Stored dataset items:

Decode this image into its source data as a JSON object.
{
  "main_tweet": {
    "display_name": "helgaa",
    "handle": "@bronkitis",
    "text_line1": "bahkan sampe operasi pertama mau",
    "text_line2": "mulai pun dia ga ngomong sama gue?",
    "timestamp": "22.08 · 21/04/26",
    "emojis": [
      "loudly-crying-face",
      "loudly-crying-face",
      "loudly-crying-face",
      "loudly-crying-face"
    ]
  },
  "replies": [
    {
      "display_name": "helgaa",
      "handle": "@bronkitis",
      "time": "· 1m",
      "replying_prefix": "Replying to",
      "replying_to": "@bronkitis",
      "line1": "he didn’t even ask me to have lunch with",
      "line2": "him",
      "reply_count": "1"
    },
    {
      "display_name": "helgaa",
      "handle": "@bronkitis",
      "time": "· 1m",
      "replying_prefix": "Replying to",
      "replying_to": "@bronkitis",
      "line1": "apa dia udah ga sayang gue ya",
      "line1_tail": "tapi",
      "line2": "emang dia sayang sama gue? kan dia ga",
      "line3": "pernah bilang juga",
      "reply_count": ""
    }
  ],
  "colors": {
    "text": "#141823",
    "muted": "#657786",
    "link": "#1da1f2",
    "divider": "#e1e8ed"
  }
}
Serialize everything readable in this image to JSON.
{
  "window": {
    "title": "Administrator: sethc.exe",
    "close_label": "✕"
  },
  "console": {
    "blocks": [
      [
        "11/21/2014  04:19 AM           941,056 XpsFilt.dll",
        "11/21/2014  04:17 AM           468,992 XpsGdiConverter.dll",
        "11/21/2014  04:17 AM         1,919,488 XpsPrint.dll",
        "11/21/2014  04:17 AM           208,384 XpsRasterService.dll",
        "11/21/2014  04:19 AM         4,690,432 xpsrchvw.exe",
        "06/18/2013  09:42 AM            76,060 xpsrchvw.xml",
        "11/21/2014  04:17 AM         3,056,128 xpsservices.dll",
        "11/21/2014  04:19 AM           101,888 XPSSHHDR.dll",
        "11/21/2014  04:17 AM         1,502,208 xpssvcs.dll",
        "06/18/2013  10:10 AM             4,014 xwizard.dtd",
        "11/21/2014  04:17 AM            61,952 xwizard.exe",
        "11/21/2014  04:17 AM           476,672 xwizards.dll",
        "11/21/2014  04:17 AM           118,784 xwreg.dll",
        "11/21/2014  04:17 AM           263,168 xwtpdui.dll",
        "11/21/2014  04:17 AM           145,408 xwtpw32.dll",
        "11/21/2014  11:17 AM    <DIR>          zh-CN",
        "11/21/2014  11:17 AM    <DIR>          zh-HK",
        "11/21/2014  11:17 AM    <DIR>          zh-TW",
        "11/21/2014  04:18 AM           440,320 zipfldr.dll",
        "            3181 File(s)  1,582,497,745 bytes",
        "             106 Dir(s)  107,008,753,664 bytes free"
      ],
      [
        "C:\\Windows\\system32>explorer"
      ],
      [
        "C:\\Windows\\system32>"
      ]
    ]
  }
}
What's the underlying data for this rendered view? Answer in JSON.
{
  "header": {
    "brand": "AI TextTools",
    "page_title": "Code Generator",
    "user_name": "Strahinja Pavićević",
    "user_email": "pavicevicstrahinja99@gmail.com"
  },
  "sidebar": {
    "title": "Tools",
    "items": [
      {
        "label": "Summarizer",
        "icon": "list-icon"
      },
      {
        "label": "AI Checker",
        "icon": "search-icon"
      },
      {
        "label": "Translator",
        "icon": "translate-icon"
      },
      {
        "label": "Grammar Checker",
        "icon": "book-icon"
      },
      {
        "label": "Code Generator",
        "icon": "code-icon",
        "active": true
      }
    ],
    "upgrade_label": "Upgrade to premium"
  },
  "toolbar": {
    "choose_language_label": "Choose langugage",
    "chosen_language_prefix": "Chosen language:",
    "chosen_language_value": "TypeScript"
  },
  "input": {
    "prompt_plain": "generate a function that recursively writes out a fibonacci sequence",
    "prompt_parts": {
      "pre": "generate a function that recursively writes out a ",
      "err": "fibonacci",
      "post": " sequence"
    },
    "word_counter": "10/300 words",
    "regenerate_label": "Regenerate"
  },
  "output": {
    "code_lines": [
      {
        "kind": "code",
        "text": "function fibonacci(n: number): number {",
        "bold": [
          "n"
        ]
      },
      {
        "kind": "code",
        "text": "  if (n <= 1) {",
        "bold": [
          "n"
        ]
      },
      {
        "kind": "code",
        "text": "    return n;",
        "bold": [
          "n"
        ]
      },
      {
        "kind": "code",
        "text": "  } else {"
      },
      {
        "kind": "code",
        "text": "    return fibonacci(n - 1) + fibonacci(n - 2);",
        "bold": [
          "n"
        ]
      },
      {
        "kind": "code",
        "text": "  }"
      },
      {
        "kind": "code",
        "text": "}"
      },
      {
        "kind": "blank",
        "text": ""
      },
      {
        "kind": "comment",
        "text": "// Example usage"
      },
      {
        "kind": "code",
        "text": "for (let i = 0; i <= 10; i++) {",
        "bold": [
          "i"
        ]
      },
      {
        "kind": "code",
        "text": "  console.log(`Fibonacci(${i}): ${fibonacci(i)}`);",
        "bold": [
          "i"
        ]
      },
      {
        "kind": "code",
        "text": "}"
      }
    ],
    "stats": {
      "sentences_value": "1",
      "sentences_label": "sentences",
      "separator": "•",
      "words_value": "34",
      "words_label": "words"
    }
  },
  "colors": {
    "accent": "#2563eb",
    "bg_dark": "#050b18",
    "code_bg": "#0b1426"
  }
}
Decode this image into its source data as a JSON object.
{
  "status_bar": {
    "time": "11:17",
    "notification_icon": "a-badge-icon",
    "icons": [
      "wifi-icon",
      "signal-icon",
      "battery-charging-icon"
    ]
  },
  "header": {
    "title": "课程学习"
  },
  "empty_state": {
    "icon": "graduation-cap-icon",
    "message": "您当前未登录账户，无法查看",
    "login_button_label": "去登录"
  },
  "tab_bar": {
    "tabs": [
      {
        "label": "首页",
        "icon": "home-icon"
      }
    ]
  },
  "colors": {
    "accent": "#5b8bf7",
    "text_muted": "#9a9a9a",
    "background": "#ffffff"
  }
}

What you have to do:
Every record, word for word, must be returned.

Result for this exercise:
Decode this image into its source data as a JSON object.
{
  "main_tweet": {
    "display_name": "helgaa",
    "handle": "@bronkitis",
    "text_line1": "bahkan sampe operasi pertama mau",
    "text_line2": "mulai pun dia ga ngomong sama gue?",
    "timestamp": "22.08 · 21/04/26",
    "emojis": [
      "loudly-crying-face",
      "loudly-crying-face",
      "loudly-crying-face",
      "loudly-crying-face"
    ]
  },
  "replies": [
    {
      "display_name": "helgaa",
      "handle": "@bronkitis",
      "time": "· 1m",
      "replying_prefix": "Replying to",
      "replying_to": "@bronkitis",
      "line1": "he didn’t even ask me to have lunch with",
      "line2": "him",
      "reply_count": "1"
    },
    {
      "display_name": "helgaa",
      "handle": "@bronkitis",
      "time": "· 1m",
      "replying_prefix": "Replying to",
      "replying_to": "@bronkitis",
      "line1": "apa dia udah ga sayang gue ya",
      "line1_tail": "tapi",
      "line2": "emang dia sayang sama gue? kan dia ga",
      "line3": "pernah bilang juga",
      "reply_count": ""
    }
  ],
  "colors": {
    "text": "#141823",
    "muted": "#657786",
    "link": "#1da1f2",
    "divider": "#e1e8ed"
  }
}
Serialize everything readable in this image to JSON.
{
  "window": {
    "title": "Administrator: sethc.exe",
    "close_label": "✕"
  },
  "console": {
    "blocks": [
      [
        "11/21/2014  04:19 AM           941,056 XpsFilt.dll",
        "11/21/2014  04:17 AM           468,992 XpsGdiConverter.dll",
        "11/21/2014  04:17 AM         1,919,488 XpsPrint.dll",
        "11/21/2014  04:17 AM           208,384 XpsRasterService.dll",
        "11/21/2014  04:19 AM         4,690,432 xpsrchvw.exe",
        "06/18/2013  09:42 AM            76,060 xpsrchvw.xml",
        "11/21/2014  04:17 AM         3,056,128 xpsservices.dll",
        "11/21/2014  04:19 AM           101,888 XPSSHHDR.dll",
        "11/21/2014  04:17 AM         1,502,208 xpssvcs.dll",
        "06/18/2013  10:10 AM             4,014 xwizard.dtd",
        "11/21/2014  04:17 AM            61,952 xwizard.exe",
        "11/21/2014  04:17 AM           476,672 xwizards.dll",
        "11/21/2014  04:17 AM           118,784 xwreg.dll",
        "11/21/2014  04:17 AM           263,168 xwtpdui.dll",
        "11/21/2014  04:17 AM           145,408 xwtpw32.dll",
        "11/21/2014  11:17 AM    <DIR>          zh-CN",
        "11/21/2014  11:17 AM    <DIR>          zh-HK",
        "11/21/2014  11:17 AM    <DIR>          zh-TW",
        "11/21/2014  04:18 AM           440,320 zipfldr.dll",
        "            3181 File(s)  1,582,497,745 bytes",
        "             106 Dir(s)  107,008,753,664 bytes free"
      ],
      [
        "C:\\Windows\\system32>explorer"
      ],
      [
        "C:\\Windows\\system32>"
      ]
    ]
  }
}
What's the underlying data for this rendered view? Answer in JSON.
{
  "header": {
    "brand": "AI TextTools",
    "page_title": "Code Generator",
    "user_name": "Strahinja Pavićević",
    "user_email": "pavicevicstrahinja99@gmail.com"
  },
  "sidebar": {
    "title": "Tools",
    "items": [
      {
        "label": "Summarizer",
        "icon": "list-icon"
      },
      {
        "label": "AI Checker",
        "icon": "search-icon"
      },
      {
        "label": "Translator",
        "icon": "translate-icon"
      },
      {
        "label": "Grammar Checker",
        "icon": "book-icon"
      },
      {
        "label": "Code Generator",
        "icon": "code-icon",
        "active": true
      }
    ],
    "upgrade_label": "Upgrade to premium"
  },
  "toolbar": {
    "choose_language_label": "Choose langugage",
    "chosen_language_prefix": "Chosen language:",
    "chosen_language_value": "TypeScript"
  },
  "input": {
    "prompt_plain": "generate a function that recursively writes out a fibonacci sequence",
    "prompt_parts": {
      "pre": "generate a function that recursively writes out a ",
      "err": "fibonacci",
      "post": " sequence"
    },
    "word_counter": "10/300 words",
    "regenerate_label": "Regenerate"
  },
  "output": {
    "code_lines": [
      {
        "kind": "code",
        "text": "function fibonacci(n: number): number {",
        "bold": [
          "n"
        ]
      },
      {
        "kind": "code",
        "text": "  if (n <= 1) {",
        "bold": [
          "n"
        ]
      },
      {
        "kind": "code",
        "text": "    return n;",
        "bold": [
          "n"
        ]
      },
      {
        "kind": "code",
        "text": "  } else {"
      },
      {
        "kind": "code",
        "text": "    return fibonacci(n - 1) + fibonacci(n - 2);",
        "bold": [
          "n"
        ]
      },
      {
        "kind": "code",
        "text": "  }"
      },
      {
        "kind": "code",
        "text": "}"
      },
      {
        "kind": "blank",
        "text": ""
      },
      {
        "kind": "comment",
        "text": "// Example usage"
      },
      {
        "kind": "code",
        "text": "for (let i = 0; i <= 10; i++) {",
        "bold": [
          "i"
        ]
      },
      {
        "kind": "code",
        "text": "  console.log(`Fibonacci(${i}): ${fibonacci(i)}`);",
        "bold": [
          "i"
        ]
      },
      {
        "kind": "code",
        "text": "}"
      }
    ],
    "stats": {
      "sentences_value": "1",
      "sentences_label": "sentences",
      "separator": "•",
      "words_value": "34",
      "words_label": "words"
    }
  },
  "colors": {
    "accent": "#2563eb",
    "bg_dark": "#050b18",
    "code_bg": "#0b1426"
  }
}
Decode this image into its source data as a JSON object.
{
  "status_bar": {
    "time": "11:17",
    "notification_icon": "a-badge-icon",
    "icons": [
      "wifi-icon",
      "signal-icon",
      "battery-charging-icon"
    ]
  },
  "header": {
    "title": "课程学习"
  },
  "empty_state": {
    "icon": "graduation-cap-icon",
    "message": "您当前未登录账户，无法查看",
    "login_button_label": "去登录"
  },
  "tab_bar": {
    "tabs": [
      {
        "label": "首页",
        "icon": "home-icon"
      }
    ]
  },
  "colors": {
    "accent": "#5b8bf7",
    "text_muted": "#9a9a9a",
    "background": "#ffffff"
  }
}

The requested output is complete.